We began the day with a Pallid Scops Owl teed up in the scope – not a bad way to begin the day huh? Thanks to the kind generosity of Desert Coursers Lodge we managed to gain entry, have a cup of tea and check out their grounds - oh and ultimately see this cracking owl. At least the staff here are aware of these birds.....

Spot the Pallid Scops Owl

Just a shame it wasn’t roosting in a more open place, rather than behind leaves. Leaving here we set out on the 6 hour drive to Velavadar and, as usual in Gujarat, there were plenty of roadside birds to note en-route. We picked up a pair of Sarus Cranes, Black-headed Ibis, Sand Martin and a little later a party of 4 Indian Coursers and a group of Chestnut-bellied Sandgrouse along the way, thanks to the sharp spotting of Keith and Kevin, with large flocks of Rose-coloured Starling also seen along the road. 

Once at Velavadar we birded the area around the entrance and picked up Grey-necked Bunting, 12+ Sykes’s Larks, Oriental Skylark, many Rufous-tailed Larks, possible Hume’s Short-toed Lark, our first Sykes’s Warbler and a Hume’s Whitethroat was a bonus. 

Our first Sykes's Warbler

The endemic Sykes's Lark

Rufous-tailed Lark
The jeep safari was late taking off, due to severe incompetency on behalf of the park staff – say no more! But we did get two different Wolf sightings of animals walking through the grassland between herds of Blackbuck and a few Nilgai

We really enjoyed seeing this Wolf today

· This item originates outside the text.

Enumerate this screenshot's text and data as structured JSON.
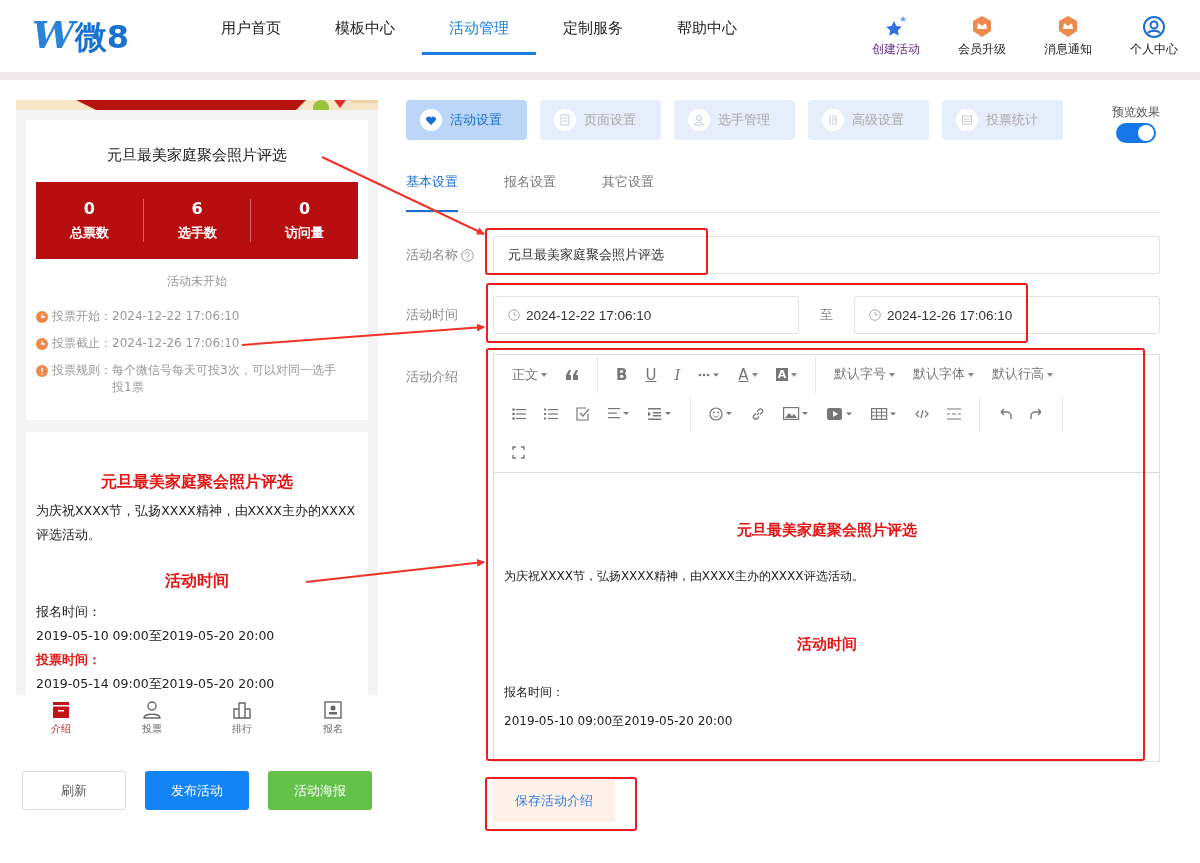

Both Montagu’s and Pallid Harriers were quartering the grassland, a Red-necked Falcon flew close past us and a Short-toed Eagle was perched on top of a tree. There were also a few Long-billed Pipits, Oriental Skylark etc and we ended the day with a pair of Indian Thick-Knees.